Task goal - When copying the records below, omit any image and print everything else exactly.

--- Supplied entries ---

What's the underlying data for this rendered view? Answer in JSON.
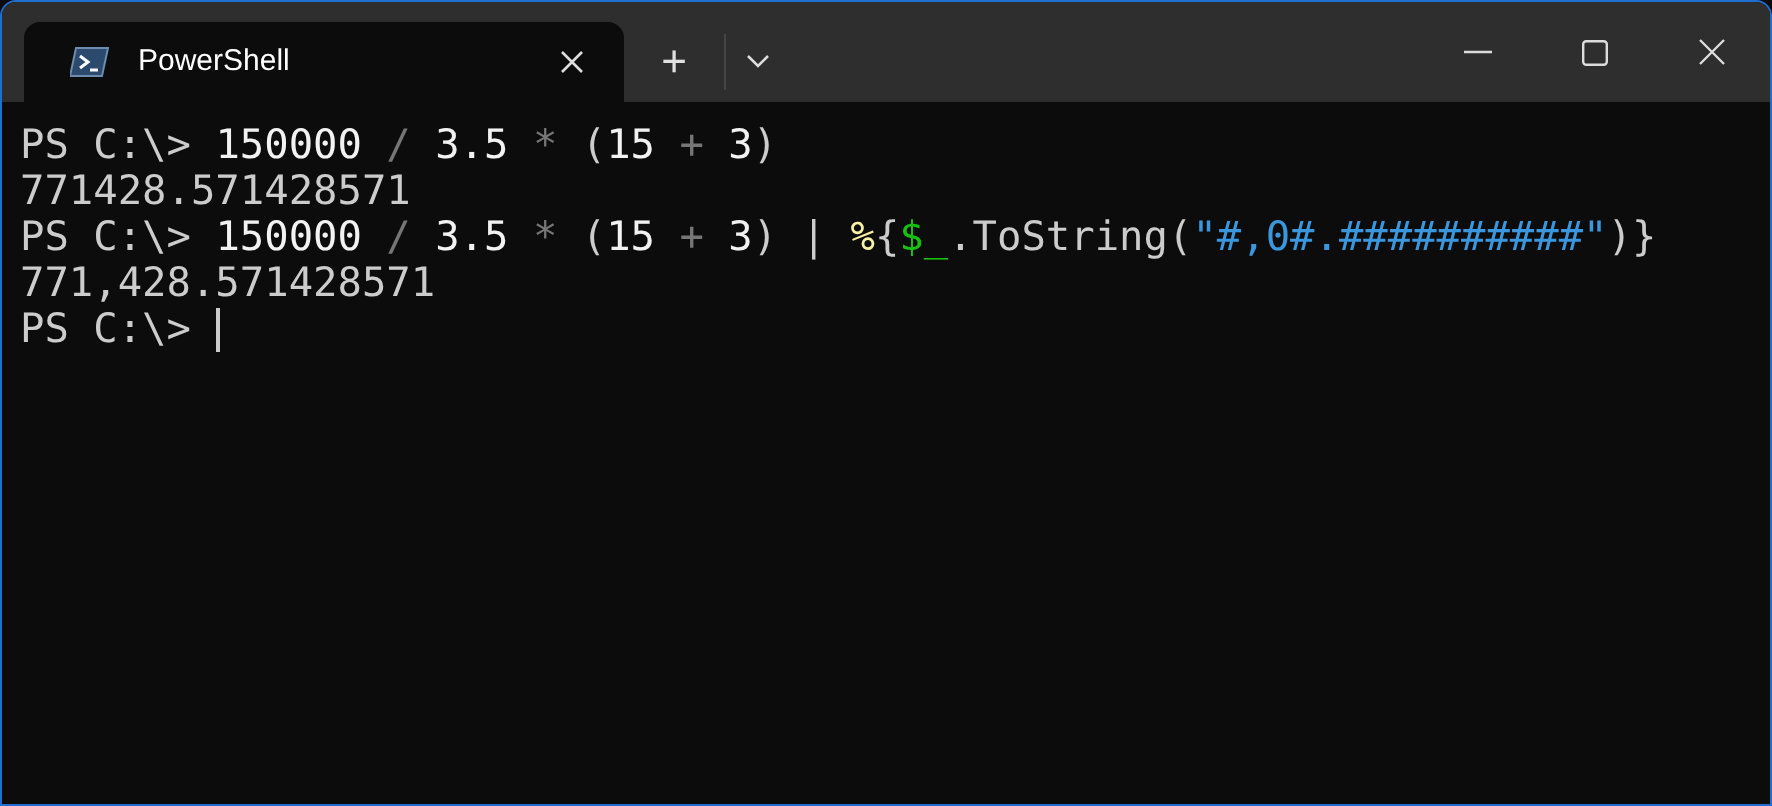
{
  "tab": {
    "title": "PowerShell",
    "selected": true
  },
  "new_tab_button": "+",
  "lines": [
    [
      {
        "kind": "prompt",
        "text": "PS C:\\> "
      },
      {
        "kind": "number",
        "text": "150000"
      },
      {
        "kind": "operator",
        "text": " / "
      },
      {
        "kind": "number",
        "text": "3.5"
      },
      {
        "kind": "operator",
        "text": " * "
      },
      {
        "kind": "plain",
        "text": "("
      },
      {
        "kind": "number",
        "text": "15"
      },
      {
        "kind": "operator",
        "text": " + "
      },
      {
        "kind": "number",
        "text": "3"
      },
      {
        "kind": "plain",
        "text": ")"
      }
    ],
    [
      {
        "kind": "output",
        "text": "771428.571428571"
      }
    ],
    [
      {
        "kind": "prompt",
        "text": "PS C:\\> "
      },
      {
        "kind": "number",
        "text": "150000"
      },
      {
        "kind": "operator",
        "text": " / "
      },
      {
        "kind": "number",
        "text": "3.5"
      },
      {
        "kind": "operator",
        "text": " * "
      },
      {
        "kind": "plain",
        "text": "("
      },
      {
        "kind": "number",
        "text": "15"
      },
      {
        "kind": "operator",
        "text": " + "
      },
      {
        "kind": "number",
        "text": "3"
      },
      {
        "kind": "plain",
        "text": ") "
      },
      {
        "kind": "plain",
        "text": "| "
      },
      {
        "kind": "alias",
        "text": "%"
      },
      {
        "kind": "plain",
        "text": "{"
      },
      {
        "kind": "variable",
        "text": "$_"
      },
      {
        "kind": "plain",
        "text": ".ToString("
      },
      {
        "kind": "string",
        "text": "\"#,0#.##########\""
      },
      {
        "kind": "plain",
        "text": ")}"
      }
    ],
    [
      {
        "kind": "output",
        "text": "771,428.571428571"
      }
    ],
    [
      {
        "kind": "prompt",
        "text": "PS C:\\> "
      }
    ]
  ]
}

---

Answer for this exercise -
What's the underlying data for this rendered view? Answer in JSON.
{
  "tab": {
    "title": "PowerShell",
    "selected": true
  },
  "new_tab_button": "+",
  "lines": [
    [
      {
        "kind": "prompt",
        "text": "PS C:\\> "
      },
      {
        "kind": "number",
        "text": "150000"
      },
      {
        "kind": "operator",
        "text": " / "
      },
      {
        "kind": "number",
        "text": "3.5"
      },
      {
        "kind": "operator",
        "text": " * "
      },
      {
        "kind": "plain",
        "text": "("
      },
      {
        "kind": "number",
        "text": "15"
      },
      {
        "kind": "operator",
        "text": " + "
      },
      {
        "kind": "number",
        "text": "3"
      },
      {
        "kind": "plain",
        "text": ")"
      }
    ],
    [
      {
        "kind": "output",
        "text": "771428.571428571"
      }
    ],
    [
      {
        "kind": "prompt",
        "text": "PS C:\\> "
      },
      {
        "kind": "number",
        "text": "150000"
      },
      {
        "kind": "operator",
        "text": " / "
      },
      {
        "kind": "number",
        "text": "3.5"
      },
      {
        "kind": "operator",
        "text": " * "
      },
      {
        "kind": "plain",
        "text": "("
      },
      {
        "kind": "number",
        "text": "15"
      },
      {
        "kind": "operator",
        "text": " + "
      },
      {
        "kind": "number",
        "text": "3"
      },
      {
        "kind": "plain",
        "text": ") "
      },
      {
        "kind": "plain",
        "text": "| "
      },
      {
        "kind": "alias",
        "text": "%"
      },
      {
        "kind": "plain",
        "text": "{"
      },
      {
        "kind": "variable",
        "text": "$_"
      },
      {
        "kind": "plain",
        "text": ".ToString("
      },
      {
        "kind": "string",
        "text": "\"#,0#.##########\""
      },
      {
        "kind": "plain",
        "text": ")}"
      }
    ],
    [
      {
        "kind": "output",
        "text": "771,428.571428571"
      }
    ],
    [
      {
        "kind": "prompt",
        "text": "PS C:\\> "
      }
    ]
  ]
}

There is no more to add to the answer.